Sea Shepherd said its boat had been at a standstill on impact, while the hunt’s organisers in Tokyo claimed the Ady Gil had veered into the Shonan Maru‘s path in an attempt to cut it off.
Japan’s top government spokesperson, Hirofumi Hirano, called the incident “extremely regrettable”.
“As the boat that was hit is registered in New Zealand, we are rigorously protesting this to the New Zealand government,” he said. “We are strongly demanding that this doesn’t happen again.”
Foreign ministry spokesperson Yasuhisa Kawamura said Sea Shepherd had committed an act of sabotage that had jeopardised the safety of the Japanese crew. “These acts should be strongly condemned,” he said. “Violence will not bring about a solution to this issue.
“I underline that the collision took place at the end of the incessant and continued dangerous acts taken by the Sea Shepherd’s boat.”
Japan’s government said it was considering strengthening security for the whaling fleet, but did not elaborate. The fleet aims to cull almost 1 000 mainly minke whales before it returns to port in the spring.
It was not immediately clear what, if any, legal action the Australian and New Zealand authorities could take against either side.
Don Rothwell, an expert in law at the Australian National University, said any legal action against the captain of the Shonan Maru would probably take place in New Zealand. The International Maritime Organisation in London could decide to act on reports that the vessel fled the scene of the collision, he added.
While the Sea Shepherd organisation could sue the whaling ship’s master for negligence, the whaling fleet could try and have the Ady Gil‘s crew charged with attempting to interfere with its navigation systems.
“I am not suggesting they were completely at fault yesterday, but Sea Shepherd operate really at the very outer edge of the law and it is amazing what they get away with,” Rothwell told the Associated Press.
Japan’s media broke its tradition of largely ignoring the country’s annual “scientific” whaling expeditions. TV networks showed video footage of the collision taken from aboard the Shonan Maru, while two newspapers carried front-page photographs of the incident.
New reports of the clash suggested the anti-whaling activists had been to blame. “Sea Shepherd boat veers into path of patrol ship,” ran the headline on the website of the Yomiuri Shimbun, Japan’s biggest-selling newspaper.
Australian news coverage was less sympathetic towards the whalers.
The Age newspaper called on the government to intervene in the dispute. “It is time the Australian government stepped up its responses to a situation that is now intolerable. It is no longer sufficient to advise caution on both sides,” it said.
The Australian prime minister, Kevin Rudd, has threatened to take legal action to stop the whale hunts, which take place in Antarctic territories claimed by Australia but not recognised by Japan.
But environmental campaigners accused Rudd of quietly reneging on threats to take Japan to the International Court of Justice amid concerns that it could damage expanding trade and security ties between Tokyo and Canberra.

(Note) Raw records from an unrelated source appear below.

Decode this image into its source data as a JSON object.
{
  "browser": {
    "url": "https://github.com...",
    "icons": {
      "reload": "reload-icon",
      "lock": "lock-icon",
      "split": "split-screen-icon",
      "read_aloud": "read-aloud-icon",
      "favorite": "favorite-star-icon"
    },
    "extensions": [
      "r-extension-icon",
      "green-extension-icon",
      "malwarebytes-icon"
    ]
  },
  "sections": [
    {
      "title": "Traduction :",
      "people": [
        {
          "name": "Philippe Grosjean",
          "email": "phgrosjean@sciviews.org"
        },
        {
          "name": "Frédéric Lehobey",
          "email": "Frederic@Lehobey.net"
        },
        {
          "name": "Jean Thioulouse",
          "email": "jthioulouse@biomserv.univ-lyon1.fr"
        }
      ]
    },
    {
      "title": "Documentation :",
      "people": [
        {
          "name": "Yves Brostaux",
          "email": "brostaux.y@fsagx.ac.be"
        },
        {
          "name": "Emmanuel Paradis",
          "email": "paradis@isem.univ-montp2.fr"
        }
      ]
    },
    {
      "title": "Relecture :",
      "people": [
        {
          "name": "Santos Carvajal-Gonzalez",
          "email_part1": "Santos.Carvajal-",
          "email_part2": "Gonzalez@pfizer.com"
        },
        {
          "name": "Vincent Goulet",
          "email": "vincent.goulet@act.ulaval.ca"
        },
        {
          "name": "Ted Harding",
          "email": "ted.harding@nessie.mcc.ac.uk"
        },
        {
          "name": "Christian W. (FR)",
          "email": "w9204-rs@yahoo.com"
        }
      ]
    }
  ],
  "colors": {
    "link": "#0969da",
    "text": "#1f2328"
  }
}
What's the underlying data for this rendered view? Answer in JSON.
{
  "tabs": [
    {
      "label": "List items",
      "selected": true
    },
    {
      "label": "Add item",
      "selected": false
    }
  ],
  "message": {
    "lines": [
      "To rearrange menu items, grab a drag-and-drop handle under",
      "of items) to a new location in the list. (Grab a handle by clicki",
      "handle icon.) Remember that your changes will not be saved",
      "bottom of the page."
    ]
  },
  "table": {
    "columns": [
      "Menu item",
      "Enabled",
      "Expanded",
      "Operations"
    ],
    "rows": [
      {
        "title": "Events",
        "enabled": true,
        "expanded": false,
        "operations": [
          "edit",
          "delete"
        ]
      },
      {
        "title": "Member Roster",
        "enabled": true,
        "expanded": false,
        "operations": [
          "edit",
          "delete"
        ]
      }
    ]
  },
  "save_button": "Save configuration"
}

Gillard insisted that the government remained committed to ending the hunts through diplomatic or legal means.
“On the issue of commercial whaling, the government’s position is this: we continue to forcefully put our position to the Japanese government and we continue to forcefully put that in a proper and legal way.
“If ultimately, the matter about whaling cannot be resolved diplomatically, then we reserve our rights to initiate international legal action.”
Bob Brown, the leader of Australia’s Greens, called on the government to replace the $1,8-million Ady Gil and send the bill to Tokyo. “This is a crass act of violence by the Japanese whaling fleet backed up by the Japanese government,” he said. - guardian.co.uk